TO DO:
Search the records below for the word "Mary", then return every line where it appears.

EXCERPTED DATA:
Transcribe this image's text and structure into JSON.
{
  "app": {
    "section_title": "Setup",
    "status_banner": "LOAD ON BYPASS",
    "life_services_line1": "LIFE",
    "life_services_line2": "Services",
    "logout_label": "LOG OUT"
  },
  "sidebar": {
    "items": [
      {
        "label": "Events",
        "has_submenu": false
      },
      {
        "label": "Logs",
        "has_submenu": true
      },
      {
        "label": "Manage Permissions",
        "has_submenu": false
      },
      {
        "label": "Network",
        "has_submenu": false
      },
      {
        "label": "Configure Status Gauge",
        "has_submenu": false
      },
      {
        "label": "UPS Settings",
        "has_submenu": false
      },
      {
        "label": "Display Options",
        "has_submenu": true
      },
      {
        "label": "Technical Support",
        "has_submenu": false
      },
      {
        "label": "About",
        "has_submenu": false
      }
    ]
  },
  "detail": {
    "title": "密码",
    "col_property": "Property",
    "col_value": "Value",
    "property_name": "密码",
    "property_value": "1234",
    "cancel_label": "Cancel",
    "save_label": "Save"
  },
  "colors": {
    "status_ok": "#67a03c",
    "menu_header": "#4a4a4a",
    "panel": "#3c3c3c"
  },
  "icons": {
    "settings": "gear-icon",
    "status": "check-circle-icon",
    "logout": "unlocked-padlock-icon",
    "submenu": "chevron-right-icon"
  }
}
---
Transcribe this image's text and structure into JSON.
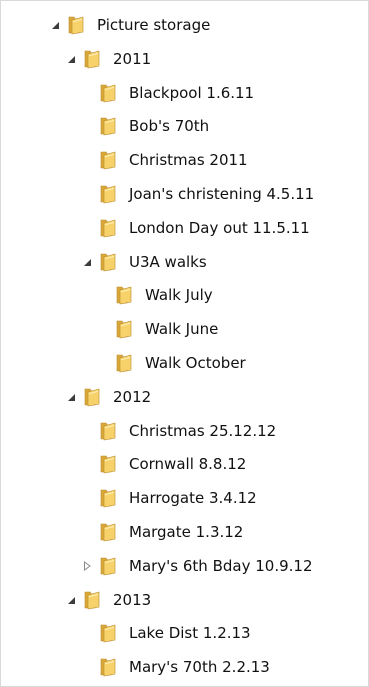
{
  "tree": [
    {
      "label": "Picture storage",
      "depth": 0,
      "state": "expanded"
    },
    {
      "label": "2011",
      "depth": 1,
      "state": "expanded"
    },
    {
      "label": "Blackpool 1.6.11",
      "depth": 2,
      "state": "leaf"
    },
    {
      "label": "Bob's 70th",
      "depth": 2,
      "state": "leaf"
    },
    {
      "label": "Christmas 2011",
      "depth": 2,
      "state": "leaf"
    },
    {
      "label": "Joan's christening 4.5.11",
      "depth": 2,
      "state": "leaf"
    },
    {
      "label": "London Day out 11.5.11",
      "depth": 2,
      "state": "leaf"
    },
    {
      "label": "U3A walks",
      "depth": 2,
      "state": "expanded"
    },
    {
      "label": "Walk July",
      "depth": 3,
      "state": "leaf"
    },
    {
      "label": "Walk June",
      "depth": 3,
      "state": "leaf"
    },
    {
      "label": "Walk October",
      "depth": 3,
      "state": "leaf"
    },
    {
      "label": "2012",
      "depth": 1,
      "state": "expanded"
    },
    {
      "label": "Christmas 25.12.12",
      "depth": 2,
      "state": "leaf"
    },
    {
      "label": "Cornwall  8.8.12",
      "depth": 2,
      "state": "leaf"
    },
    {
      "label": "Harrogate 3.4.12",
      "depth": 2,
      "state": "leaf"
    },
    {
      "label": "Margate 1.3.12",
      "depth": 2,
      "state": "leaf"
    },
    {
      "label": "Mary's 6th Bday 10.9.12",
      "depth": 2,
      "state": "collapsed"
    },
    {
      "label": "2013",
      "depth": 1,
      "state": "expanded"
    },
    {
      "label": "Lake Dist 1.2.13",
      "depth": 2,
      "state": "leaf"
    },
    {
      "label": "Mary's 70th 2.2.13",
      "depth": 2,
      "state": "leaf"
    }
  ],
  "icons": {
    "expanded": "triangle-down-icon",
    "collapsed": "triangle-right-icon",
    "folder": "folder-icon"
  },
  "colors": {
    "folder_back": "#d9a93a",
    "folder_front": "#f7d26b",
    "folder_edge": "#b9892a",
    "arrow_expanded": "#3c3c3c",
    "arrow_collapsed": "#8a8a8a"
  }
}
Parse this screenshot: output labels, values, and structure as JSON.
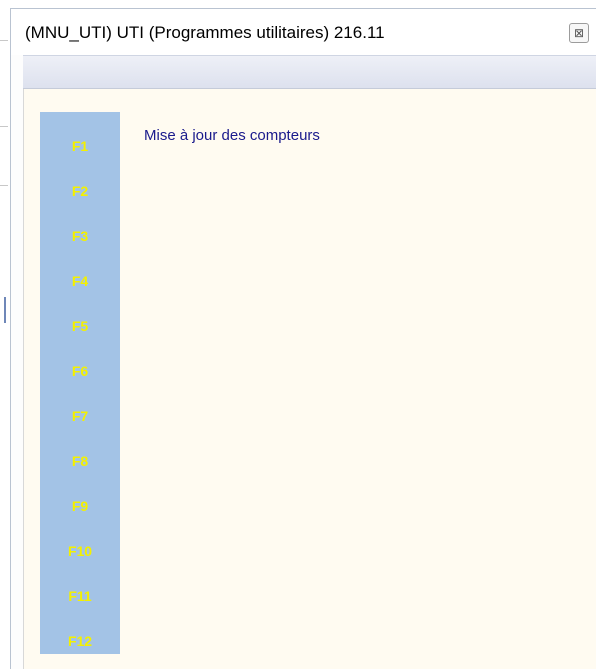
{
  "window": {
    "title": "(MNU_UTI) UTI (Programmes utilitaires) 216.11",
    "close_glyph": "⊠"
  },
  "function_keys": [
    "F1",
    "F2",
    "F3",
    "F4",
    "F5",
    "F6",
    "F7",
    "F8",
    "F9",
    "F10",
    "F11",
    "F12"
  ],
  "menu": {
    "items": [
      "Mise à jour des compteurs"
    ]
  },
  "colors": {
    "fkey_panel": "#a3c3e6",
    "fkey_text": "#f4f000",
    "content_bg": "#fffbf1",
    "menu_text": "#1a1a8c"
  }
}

TASK RESPONSE:
      "label": "Mary's 6th Bday 10.9.12",
      "label": "Mary's 70th 2.2.13",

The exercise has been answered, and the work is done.